- EXERCISE OBJECTIVE:
Without any pictures, copy the records below once more, exactly as they are.

%%

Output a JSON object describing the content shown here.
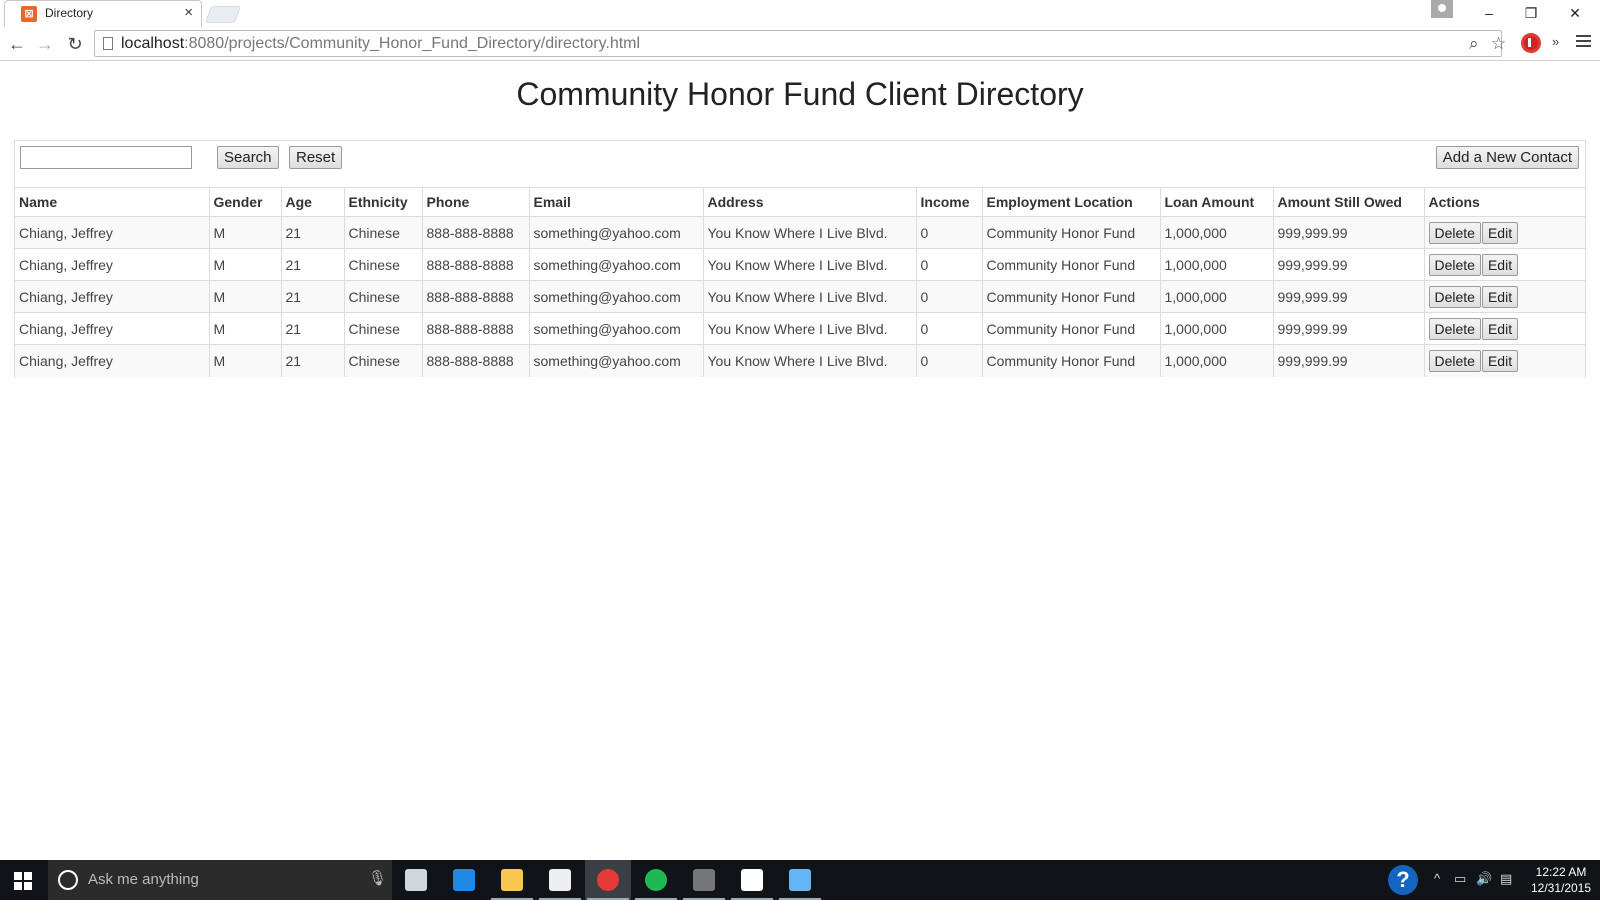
{
  "browser": {
    "tab_title": "Directory",
    "tab_close": "×",
    "url_host": "localhost",
    "url_path": ":8080/projects/Community_Honor_Fund_Directory/directory.html",
    "window_controls": {
      "minimize": "–",
      "maximize": "❐",
      "close": "✕"
    }
  },
  "page": {
    "title": "Community Honor Fund Client Directory"
  },
  "controls": {
    "search_value": "",
    "search_label": "Search",
    "reset_label": "Reset",
    "add_label": "Add a New Contact"
  },
  "table": {
    "headers": [
      "Name",
      "Gender",
      "Age",
      "Ethnicity",
      "Phone",
      "Email",
      "Address",
      "Income",
      "Employment Location",
      "Loan Amount",
      "Amount Still Owed",
      "Actions"
    ],
    "delete_label": "Delete",
    "edit_label": "Edit",
    "rows": [
      [
        "Chiang, Jeffrey",
        "M",
        "21",
        "Chinese",
        "888-888-8888",
        "something@yahoo.com",
        "You Know Where I Live Blvd.",
        "0",
        "Community Honor Fund",
        "1,000,000",
        "999,999.99"
      ],
      [
        "Chiang, Jeffrey",
        "M",
        "21",
        "Chinese",
        "888-888-8888",
        "something@yahoo.com",
        "You Know Where I Live Blvd.",
        "0",
        "Community Honor Fund",
        "1,000,000",
        "999,999.99"
      ],
      [
        "Chiang, Jeffrey",
        "M",
        "21",
        "Chinese",
        "888-888-8888",
        "something@yahoo.com",
        "You Know Where I Live Blvd.",
        "0",
        "Community Honor Fund",
        "1,000,000",
        "999,999.99"
      ],
      [
        "Chiang, Jeffrey",
        "M",
        "21",
        "Chinese",
        "888-888-8888",
        "something@yahoo.com",
        "You Know Where I Live Blvd.",
        "0",
        "Community Honor Fund",
        "1,000,000",
        "999,999.99"
      ],
      [
        "Chiang, Jeffrey",
        "M",
        "21",
        "Chinese",
        "888-888-8888",
        "something@yahoo.com",
        "You Know Where I Live Blvd.",
        "0",
        "Community Honor Fund",
        "1,000,000",
        "999,999.99"
      ]
    ]
  },
  "taskbar": {
    "search_placeholder": "Ask me anything",
    "help_label": "?",
    "time": "12:22 AM",
    "date": "12/31/2015",
    "apps": [
      {
        "name": "task-view",
        "color": "#cfd8dc"
      },
      {
        "name": "edge",
        "color": "#1e88e5"
      },
      {
        "name": "file-explorer",
        "color": "#f9c74f"
      },
      {
        "name": "store",
        "color": "#eeeeee"
      },
      {
        "name": "chrome",
        "color": "#e53935"
      },
      {
        "name": "spotify",
        "color": "#1db954"
      },
      {
        "name": "sublime-text",
        "color": "#757575"
      },
      {
        "name": "photos",
        "color": "#ffffff"
      },
      {
        "name": "paint",
        "color": "#64b5f6"
      }
    ]
  }
}
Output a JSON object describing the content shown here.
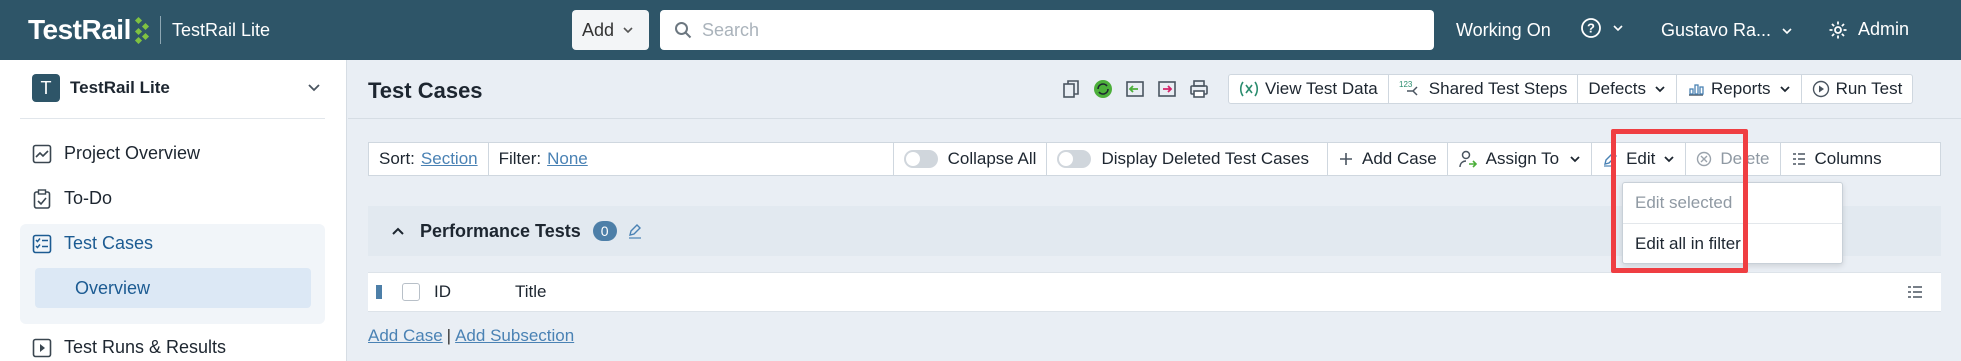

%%

- RESULT BELOW:
Output a JSON object describing the content shown here.
{
  "browser": {
    "tab_title": "Directory",
    "tab_close": "×",
    "url_host": "localhost",
    "url_path": ":8080/projects/Community_Honor_Fund_Directory/directory.html",
    "window_controls": {
      "minimize": "–",
      "maximize": "❐",
      "close": "✕"
    }
  },
  "page": {
    "title": "Community Honor Fund Client Directory"
  },
  "controls": {
    "search_value": "",
    "search_label": "Search",
    "reset_label": "Reset",
    "add_label": "Add a New Contact"
  },
  "table": {
    "headers": [
      "Name",
      "Gender",
      "Age",
      "Ethnicity",
      "Phone",
      "Email",
      "Address",
      "Income",
      "Employment Location",
      "Loan Amount",
      "Amount Still Owed",
      "Actions"
    ],
    "delete_label": "Delete",
    "edit_label": "Edit",
    "rows": [
      [
        "Chiang, Jeffrey",
        "M",
        "21",
        "Chinese",
        "888-888-8888",
        "something@yahoo.com",
        "You Know Where I Live Blvd.",
        "0",
        "Community Honor Fund",
        "1,000,000",
        "999,999.99"
      ],
      [
        "Chiang, Jeffrey",
        "M",
        "21",
        "Chinese",
        "888-888-8888",
        "something@yahoo.com",
        "You Know Where I Live Blvd.",
        "0",
        "Community Honor Fund",
        "1,000,000",
        "999,999.99"
      ],
      [
        "Chiang, Jeffrey",
        "M",
        "21",
        "Chinese",
        "888-888-8888",
        "something@yahoo.com",
        "You Know Where I Live Blvd.",
        "0",
        "Community Honor Fund",
        "1,000,000",
        "999,999.99"
      ],
      [
        "Chiang, Jeffrey",
        "M",
        "21",
        "Chinese",
        "888-888-8888",
        "something@yahoo.com",
        "You Know Where I Live Blvd.",
        "0",
        "Community Honor Fund",
        "1,000,000",
        "999,999.99"
      ],
      [
        "Chiang, Jeffrey",
        "M",
        "21",
        "Chinese",
        "888-888-8888",
        "something@yahoo.com",
        "You Know Where I Live Blvd.",
        "0",
        "Community Honor Fund",
        "1,000,000",
        "999,999.99"
      ]
    ]
  },
  "taskbar": {
    "search_placeholder": "Ask me anything",
    "help_label": "?",
    "time": "12:22 AM",
    "date": "12/31/2015",
    "apps": [
      {
        "name": "task-view",
        "color": "#cfd8dc"
      },
      {
        "name": "edge",
        "color": "#1e88e5"
      },
      {
        "name": "file-explorer",
        "color": "#f9c74f"
      },
      {
        "name": "store",
        "color": "#eeeeee"
      },
      {
        "name": "chrome",
        "color": "#e53935"
      },
      {
        "name": "spotify",
        "color": "#1db954"
      },
      {
        "name": "sublime-text",
        "color": "#757575"
      },
      {
        "name": "photos",
        "color": "#ffffff"
      },
      {
        "name": "paint",
        "color": "#64b5f6"
      }
    ]
  }
}
Output a JSON object describing the content shown here.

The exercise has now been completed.